# Task details:
Exact copies of all the lines below are required, with the pictures omitted.

Website and app data records

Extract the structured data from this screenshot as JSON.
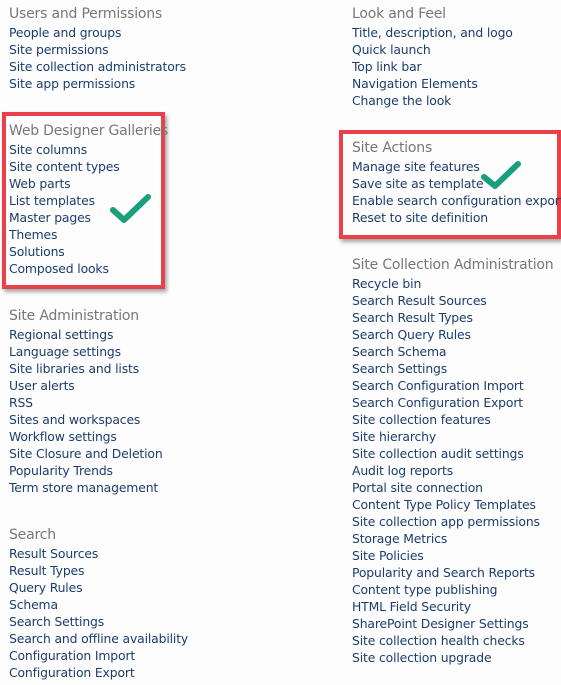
{
  "colors": {
    "heading": "#777777",
    "link": "#1c3d6e",
    "highlight": "#e84149",
    "check": "#1a9f7c"
  },
  "sections": {
    "users_permissions": {
      "title": "Users and Permissions",
      "items": [
        "People and groups",
        "Site permissions",
        "Site collection administrators",
        "Site app permissions"
      ]
    },
    "web_designer_galleries": {
      "title": "Web Designer Galleries",
      "items": [
        "Site columns",
        "Site content types",
        "Web parts",
        "List templates",
        "Master pages",
        "Themes",
        "Solutions",
        "Composed looks"
      ]
    },
    "site_administration": {
      "title": "Site Administration",
      "items": [
        "Regional settings",
        "Language settings",
        "Site libraries and lists",
        "User alerts",
        "RSS",
        "Sites and workspaces",
        "Workflow settings",
        "Site Closure and Deletion",
        "Popularity Trends",
        "Term store management"
      ]
    },
    "search": {
      "title": "Search",
      "items": [
        "Result Sources",
        "Result Types",
        "Query Rules",
        "Schema",
        "Search Settings",
        "Search and offline availability",
        "Configuration Import",
        "Configuration Export"
      ]
    },
    "look_and_feel": {
      "title": "Look and Feel",
      "items": [
        "Title, description, and logo",
        "Quick launch",
        "Top link bar",
        "Navigation Elements",
        "Change the look"
      ]
    },
    "site_actions": {
      "title": "Site Actions",
      "items": [
        "Manage site features",
        "Save site as template",
        "Enable search configuration export",
        "Reset to site definition"
      ]
    },
    "site_collection_administration": {
      "title": "Site Collection Administration",
      "items": [
        "Recycle bin",
        "Search Result Sources",
        "Search Result Types",
        "Search Query Rules",
        "Search Schema",
        "Search Settings",
        "Search Configuration Import",
        "Search Configuration Export",
        "Site collection features",
        "Site hierarchy",
        "Site collection audit settings",
        "Audit log reports",
        "Portal site connection",
        "Content Type Policy Templates",
        "Site collection app permissions",
        "Storage Metrics",
        "Site Policies",
        "Popularity and Search Reports",
        "Content type publishing",
        "HTML Field Security",
        "SharePoint Designer Settings",
        "Site collection health checks",
        "Site collection upgrade"
      ]
    }
  },
  "annotations": {
    "highlighted_sections": [
      "web_designer_galleries",
      "site_actions"
    ],
    "checkmark_icon": "check-icon"
  }
}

# Response below:
Extract the structured data from this screenshot as JSON.
{
  "colors": {
    "heading": "#777777",
    "link": "#1c3d6e",
    "highlight": "#e84149",
    "check": "#1a9f7c"
  },
  "sections": {
    "users_permissions": {
      "title": "Users and Permissions",
      "items": [
        "People and groups",
        "Site permissions",
        "Site collection administrators",
        "Site app permissions"
      ]
    },
    "web_designer_galleries": {
      "title": "Web Designer Galleries",
      "items": [
        "Site columns",
        "Site content types",
        "Web parts",
        "List templates",
        "Master pages",
        "Themes",
        "Solutions",
        "Composed looks"
      ]
    },
    "site_administration": {
      "title": "Site Administration",
      "items": [
        "Regional settings",
        "Language settings",
        "Site libraries and lists",
        "User alerts",
        "RSS",
        "Sites and workspaces",
        "Workflow settings",
        "Site Closure and Deletion",
        "Popularity Trends",
        "Term store management"
      ]
    },
    "search": {
      "title": "Search",
      "items": [
        "Result Sources",
        "Result Types",
        "Query Rules",
        "Schema",
        "Search Settings",
        "Search and offline availability",
        "Configuration Import",
        "Configuration Export"
      ]
    },
    "look_and_feel": {
      "title": "Look and Feel",
      "items": [
        "Title, description, and logo",
        "Quick launch",
        "Top link bar",
        "Navigation Elements",
        "Change the look"
      ]
    },
    "site_actions": {
      "title": "Site Actions",
      "items": [
        "Manage site features",
        "Save site as template",
        "Enable search configuration export",
        "Reset to site definition"
      ]
    },
    "site_collection_administration": {
      "title": "Site Collection Administration",
      "items": [
        "Recycle bin",
        "Search Result Sources",
        "Search Result Types",
        "Search Query Rules",
        "Search Schema",
        "Search Settings",
        "Search Configuration Import",
        "Search Configuration Export",
        "Site collection features",
        "Site hierarchy",
        "Site collection audit settings",
        "Audit log reports",
        "Portal site connection",
        "Content Type Policy Templates",
        "Site collection app permissions",
        "Storage Metrics",
        "Site Policies",
        "Popularity and Search Reports",
        "Content type publishing",
        "HTML Field Security",
        "SharePoint Designer Settings",
        "Site collection health checks",
        "Site collection upgrade"
      ]
    }
  },
  "annotations": {
    "highlighted_sections": [
      "web_designer_galleries",
      "site_actions"
    ],
    "checkmark_icon": "check-icon"
  }
}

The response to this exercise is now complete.